Source data:
Content starts

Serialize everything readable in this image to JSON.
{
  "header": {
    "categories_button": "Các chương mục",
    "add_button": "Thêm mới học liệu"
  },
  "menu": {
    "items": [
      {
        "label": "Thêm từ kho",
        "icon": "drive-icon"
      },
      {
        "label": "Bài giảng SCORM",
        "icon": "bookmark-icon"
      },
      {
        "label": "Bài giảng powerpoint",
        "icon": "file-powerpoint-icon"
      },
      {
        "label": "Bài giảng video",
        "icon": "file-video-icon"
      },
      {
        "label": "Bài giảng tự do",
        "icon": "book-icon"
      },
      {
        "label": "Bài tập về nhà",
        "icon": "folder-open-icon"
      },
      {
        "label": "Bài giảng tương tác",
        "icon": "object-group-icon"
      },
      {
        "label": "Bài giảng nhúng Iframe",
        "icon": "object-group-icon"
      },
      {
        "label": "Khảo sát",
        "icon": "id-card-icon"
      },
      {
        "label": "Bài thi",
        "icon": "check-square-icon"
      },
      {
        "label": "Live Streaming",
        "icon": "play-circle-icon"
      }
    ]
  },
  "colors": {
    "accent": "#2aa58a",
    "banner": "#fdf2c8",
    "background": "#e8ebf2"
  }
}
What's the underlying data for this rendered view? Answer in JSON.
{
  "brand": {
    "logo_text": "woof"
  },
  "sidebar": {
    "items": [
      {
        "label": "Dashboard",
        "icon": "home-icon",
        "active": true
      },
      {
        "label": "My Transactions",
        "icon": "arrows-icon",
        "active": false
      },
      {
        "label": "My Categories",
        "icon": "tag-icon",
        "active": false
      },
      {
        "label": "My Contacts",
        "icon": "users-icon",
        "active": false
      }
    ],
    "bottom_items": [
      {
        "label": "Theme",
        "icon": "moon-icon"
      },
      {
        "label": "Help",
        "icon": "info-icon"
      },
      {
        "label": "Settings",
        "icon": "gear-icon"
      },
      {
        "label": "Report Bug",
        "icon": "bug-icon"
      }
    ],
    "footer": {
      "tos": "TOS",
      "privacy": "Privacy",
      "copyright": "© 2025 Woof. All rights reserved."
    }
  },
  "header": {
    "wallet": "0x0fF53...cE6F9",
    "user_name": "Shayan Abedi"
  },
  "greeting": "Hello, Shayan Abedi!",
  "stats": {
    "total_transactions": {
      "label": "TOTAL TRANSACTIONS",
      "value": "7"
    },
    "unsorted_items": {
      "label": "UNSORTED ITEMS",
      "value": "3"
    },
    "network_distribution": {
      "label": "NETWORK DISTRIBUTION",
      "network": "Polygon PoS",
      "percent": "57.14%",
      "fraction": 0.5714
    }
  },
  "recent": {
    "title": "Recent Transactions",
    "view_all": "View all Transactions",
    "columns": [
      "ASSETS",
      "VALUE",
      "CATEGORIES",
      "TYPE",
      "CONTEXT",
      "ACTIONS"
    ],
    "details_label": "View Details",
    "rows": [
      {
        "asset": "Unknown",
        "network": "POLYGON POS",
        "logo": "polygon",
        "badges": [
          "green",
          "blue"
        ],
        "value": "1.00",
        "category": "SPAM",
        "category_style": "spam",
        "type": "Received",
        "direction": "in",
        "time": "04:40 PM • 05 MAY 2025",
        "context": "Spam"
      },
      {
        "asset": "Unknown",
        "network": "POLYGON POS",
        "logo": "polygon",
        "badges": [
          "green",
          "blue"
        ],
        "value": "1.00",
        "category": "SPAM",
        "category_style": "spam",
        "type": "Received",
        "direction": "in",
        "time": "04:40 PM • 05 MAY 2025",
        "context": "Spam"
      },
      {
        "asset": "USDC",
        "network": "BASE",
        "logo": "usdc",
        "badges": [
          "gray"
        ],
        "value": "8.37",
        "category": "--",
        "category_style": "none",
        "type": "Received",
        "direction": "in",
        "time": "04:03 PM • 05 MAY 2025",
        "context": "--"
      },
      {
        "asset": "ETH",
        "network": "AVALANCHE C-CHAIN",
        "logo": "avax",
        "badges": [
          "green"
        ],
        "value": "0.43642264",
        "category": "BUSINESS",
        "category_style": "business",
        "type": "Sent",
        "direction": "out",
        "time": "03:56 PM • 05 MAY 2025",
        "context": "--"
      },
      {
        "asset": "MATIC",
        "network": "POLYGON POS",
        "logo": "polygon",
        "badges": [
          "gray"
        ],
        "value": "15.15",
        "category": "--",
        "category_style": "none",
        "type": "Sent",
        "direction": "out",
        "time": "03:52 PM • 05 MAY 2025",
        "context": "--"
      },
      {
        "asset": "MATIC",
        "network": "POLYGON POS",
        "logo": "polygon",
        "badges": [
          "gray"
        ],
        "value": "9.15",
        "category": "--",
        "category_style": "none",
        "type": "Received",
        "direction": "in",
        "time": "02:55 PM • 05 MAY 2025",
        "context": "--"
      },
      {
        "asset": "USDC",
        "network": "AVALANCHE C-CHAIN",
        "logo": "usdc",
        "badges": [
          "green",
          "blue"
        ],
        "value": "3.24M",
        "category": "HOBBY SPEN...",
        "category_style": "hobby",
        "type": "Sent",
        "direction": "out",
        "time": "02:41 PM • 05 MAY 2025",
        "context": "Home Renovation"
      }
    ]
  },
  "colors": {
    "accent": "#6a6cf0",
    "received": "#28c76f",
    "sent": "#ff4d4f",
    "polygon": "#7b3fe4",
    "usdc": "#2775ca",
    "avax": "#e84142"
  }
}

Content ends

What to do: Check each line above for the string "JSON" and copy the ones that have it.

Your response:
Serialize everything readable in this image to JSON.
What's the underlying data for this rendered view? Answer in JSON.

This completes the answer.